> _What you will do_: Where a record contains a picture, omit the picture and repeat the rest exactly.

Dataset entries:
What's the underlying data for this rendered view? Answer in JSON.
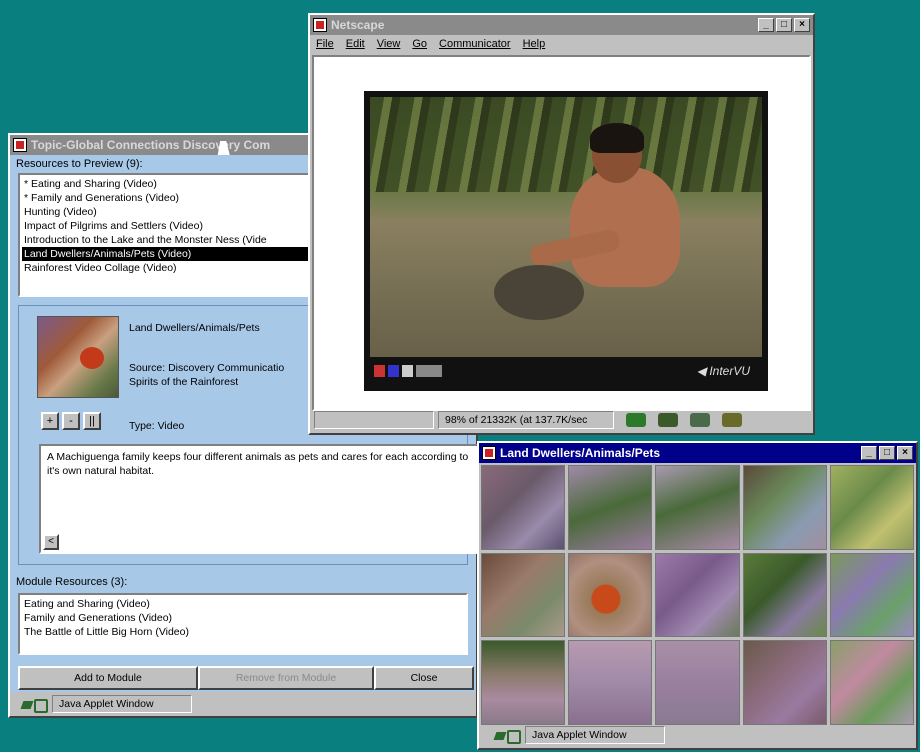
{
  "topic_window": {
    "title": "Topic-Global Connections    Discovery Com",
    "preview_label": "Resources to Preview (9):",
    "preview_items": [
      "* Eating and Sharing (Video)",
      "* Family and Generations (Video)",
      "Hunting (Video)",
      "Impact of Pilgrims and Settlers (Video)",
      "Introduction to the Lake and the Monster Ness (Vide",
      "Land Dwellers/Animals/Pets (Video)",
      "Rainforest Video Collage (Video)"
    ],
    "selected_index": 5,
    "detail": {
      "name": "Land Dwellers/Animals/Pets",
      "source": "Source: Discovery Communicatio",
      "program": "Spirits of the Rainforest",
      "type": "Type: Video",
      "buttons": [
        "+",
        "-",
        "||"
      ],
      "description": "A Machiguenga family keeps four different animals as pets and cares for each according to it's own natural habitat.",
      "scroll_glyph": "<"
    },
    "module_label": "Module Resources (3):",
    "module_items": [
      "Eating and Sharing (Video)",
      "Family and Generations (Video)",
      "The Battle of Little Big Horn (Video)"
    ],
    "buttons": {
      "add": "Add to Module",
      "remove": "Remove from Module",
      "close": "Close"
    },
    "status": "Java Applet Window"
  },
  "netscape_window": {
    "title": "Netscape",
    "menu": [
      "File",
      "Edit",
      "View",
      "Go",
      "Communicator",
      "Help"
    ],
    "video_logo": "◀ InterVU",
    "status_text": "98% of 21332K (at 137.7K/sec",
    "status_icons": [
      "leaf-icon",
      "ship-icon",
      "mail-icon",
      "edit-icon"
    ]
  },
  "land_window": {
    "title": "Land Dwellers/Animals/Pets",
    "status": "Java Applet Window"
  },
  "title_buttons": [
    "_",
    "□",
    "×"
  ],
  "colors": {
    "desktop": "#0a7f80",
    "active_title": "#00008b",
    "panel_blue": "#a8c8e8",
    "window_gray": "#c0c0c0"
  }
}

> _Answer for the task_:
What's the underlying data for this rendered view? Answer in JSON.
{
  "topic_window": {
    "title": "Topic-Global Connections    Discovery Com",
    "preview_label": "Resources to Preview (9):",
    "preview_items": [
      "* Eating and Sharing (Video)",
      "* Family and Generations (Video)",
      "Hunting (Video)",
      "Impact of Pilgrims and Settlers (Video)",
      "Introduction to the Lake and the Monster Ness (Vide",
      "Land Dwellers/Animals/Pets (Video)",
      "Rainforest Video Collage (Video)"
    ],
    "selected_index": 5,
    "detail": {
      "name": "Land Dwellers/Animals/Pets",
      "source": "Source: Discovery Communicatio",
      "program": "Spirits of the Rainforest",
      "type": "Type: Video",
      "buttons": [
        "+",
        "-",
        "||"
      ],
      "description": "A Machiguenga family keeps four different animals as pets and cares for each according to it's own natural habitat.",
      "scroll_glyph": "<"
    },
    "module_label": "Module Resources (3):",
    "module_items": [
      "Eating and Sharing (Video)",
      "Family and Generations (Video)",
      "The Battle of Little Big Horn (Video)"
    ],
    "buttons": {
      "add": "Add to Module",
      "remove": "Remove from Module",
      "close": "Close"
    },
    "status": "Java Applet Window"
  },
  "netscape_window": {
    "title": "Netscape",
    "menu": [
      "File",
      "Edit",
      "View",
      "Go",
      "Communicator",
      "Help"
    ],
    "video_logo": "◀ InterVU",
    "status_text": "98% of 21332K (at 137.7K/sec",
    "status_icons": [
      "leaf-icon",
      "ship-icon",
      "mail-icon",
      "edit-icon"
    ]
  },
  "land_window": {
    "title": "Land Dwellers/Animals/Pets",
    "status": "Java Applet Window"
  },
  "title_buttons": [
    "_",
    "□",
    "×"
  ],
  "colors": {
    "desktop": "#0a7f80",
    "active_title": "#00008b",
    "panel_blue": "#a8c8e8",
    "window_gray": "#c0c0c0"
  }
}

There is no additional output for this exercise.